• What the task requires:
In the entries below, count the lines holding "Games". Reply with the number only.

• Materials provided:
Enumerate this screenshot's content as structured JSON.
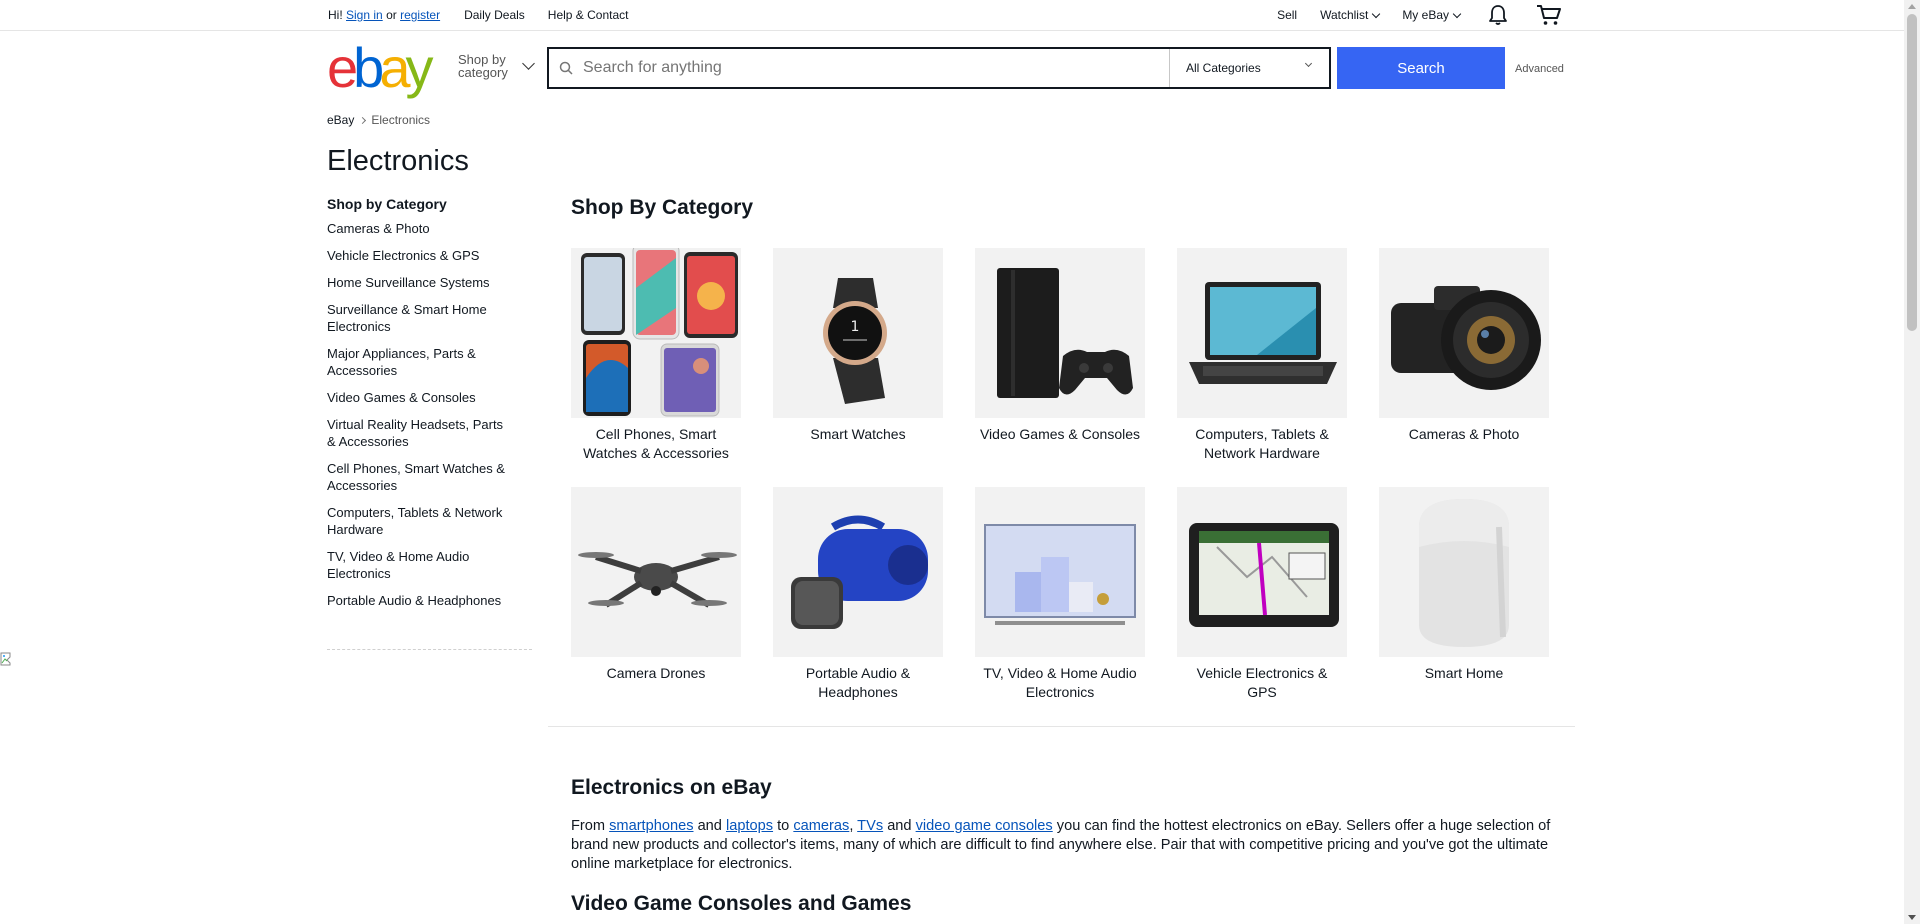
{
  "topbar": {
    "greeting_prefix": "Hi!",
    "sign_in": "Sign in",
    "or": "or",
    "register": "register",
    "daily_deals": "Daily Deals",
    "help_contact": "Help & Contact",
    "sell": "Sell",
    "watchlist": "Watchlist",
    "my_ebay": "My eBay",
    "bell_icon": "bell-icon",
    "cart_icon": "cart-icon"
  },
  "header": {
    "logo": {
      "e": "e",
      "b": "b",
      "a": "a",
      "y": "y"
    },
    "shop_by_category": "Shop by category",
    "search_placeholder": "Search for anything",
    "category_select": "All Categories",
    "search_button": "Search",
    "advanced": "Advanced"
  },
  "breadcrumb": {
    "home": "eBay",
    "current": "Electronics"
  },
  "page_title": "Electronics",
  "sidebar": {
    "heading": "Shop by Category",
    "items": [
      "Cameras & Photo",
      "Vehicle Electronics & GPS",
      "Home Surveillance Systems",
      "Surveillance & Smart Home Electronics",
      "Major Appliances, Parts & Accessories",
      "Video Games & Consoles",
      "Virtual Reality Headsets, Parts & Accessories",
      "Cell Phones, Smart Watches & Accessories",
      "Computers, Tablets & Network Hardware",
      "TV, Video & Home Audio Electronics",
      "Portable Audio & Headphones"
    ]
  },
  "main": {
    "shop_by_category_title": "Shop By Category",
    "categories": [
      {
        "label": "Cell Phones, Smart Watches & Accessories",
        "icon": "phones-image"
      },
      {
        "label": "Smart Watches",
        "icon": "smartwatch-image"
      },
      {
        "label": "Video Games & Consoles",
        "icon": "console-image"
      },
      {
        "label": "Computers, Tablets & Network Hardware",
        "icon": "laptop-image"
      },
      {
        "label": "Cameras & Photo",
        "icon": "camera-image"
      },
      {
        "label": "Camera Drones",
        "icon": "drone-image"
      },
      {
        "label": "Portable Audio & Headphones",
        "icon": "speaker-image"
      },
      {
        "label": "TV, Video & Home Audio Electronics",
        "icon": "tv-image"
      },
      {
        "label": "Vehicle Electronics & GPS",
        "icon": "gps-image"
      },
      {
        "label": "Smart Home",
        "icon": "smart-speaker-image"
      }
    ],
    "electronics_title": "Electronics on eBay",
    "para": {
      "from": "From",
      "smartphones": "smartphones",
      "and1": "and",
      "laptops": "laptops",
      "to": "to",
      "cameras": "cameras",
      "comma": ",",
      "tvs": "TVs",
      "and2": "and",
      "consoles": "video game consoles",
      "rest": "you can find the hottest electronics on eBay. Sellers offer a huge selection of brand new products and collector's items, many of which are difficult to find anywhere else. Pair that with competitive pricing and you've got the ultimate online marketplace for electronics."
    },
    "consoles_title": "Video Game Consoles and Games"
  }
}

• Answer space:
3